|Journal||Journal of Biomedical Semantics|
|Type of Article||Research|
|Keywords||Active and Healthy Ageing, Exergame commons, Exergames Ontology, Linked open data, Open clinical trials, serious games|
It has been shown that exergames have multiple benefits for physical, mental and cognitive health. Only recently, however, researchers have started considering them as health monitoring tools, through collection and analysis of game metrics data. In light of this and initiatives like the Quantified Self, there is an emerging need to open the data produced by health games and their associated metrics in order for them to be evaluated by the research community in an attempt to quantify their potential health, cognitive and physiological benefits.
Exergame components include details for players, game sessions, as well as, data produced during these game-playing sessions. The description of the game includes elements such as goals, game controllers and presentation hardware used; what is more, concepts from already existing ontologies are reused/repurposed. Game sessions include information related to the player, the date and venue where the game was played, as well as, the results/scores that were produced/achieved. These games are subsequently played by 14 users in multiple game sessions and the results derived from these sessions are published in a triplestore as open data.

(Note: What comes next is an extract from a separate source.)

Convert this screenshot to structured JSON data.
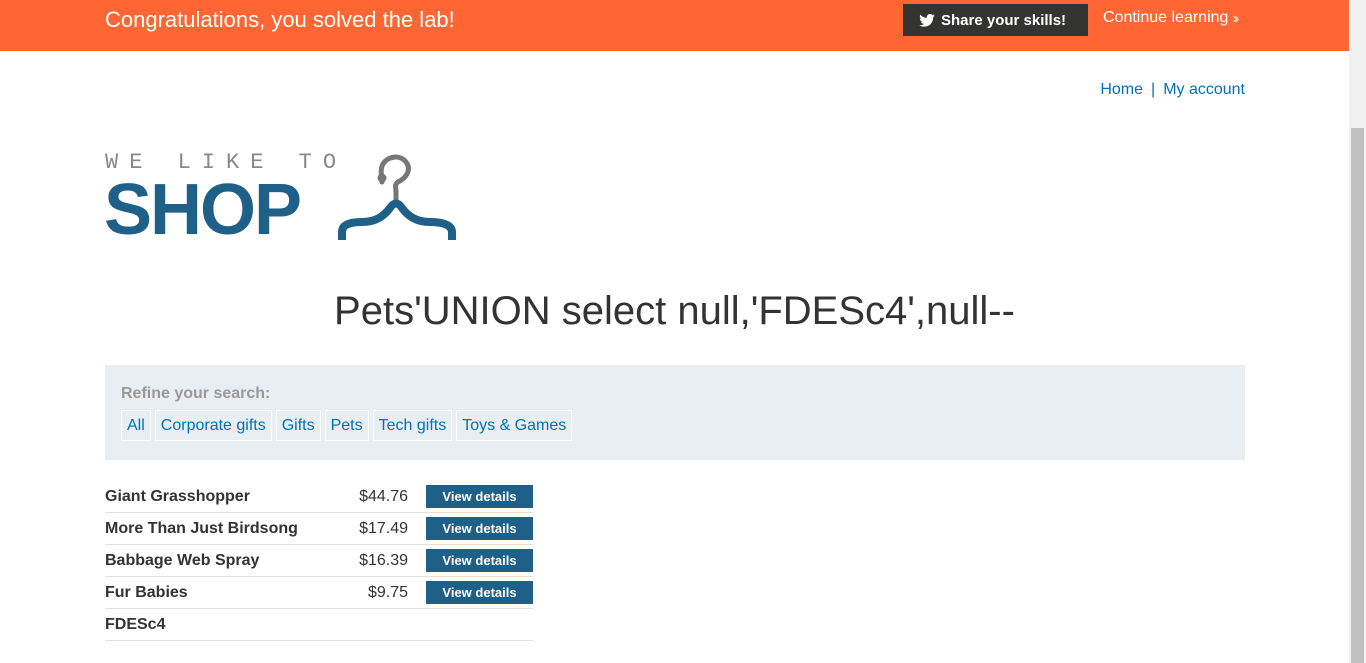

We model concepts related to exergames by providing a standardized structure for reference and comparison. This is the first work that publishes data from actual exergame sessions on the web, facilitating the integration and analysis of the data, while allowing open data access through the web in an effort to enable the concept of Open Trials for Active and Healthy Ageing.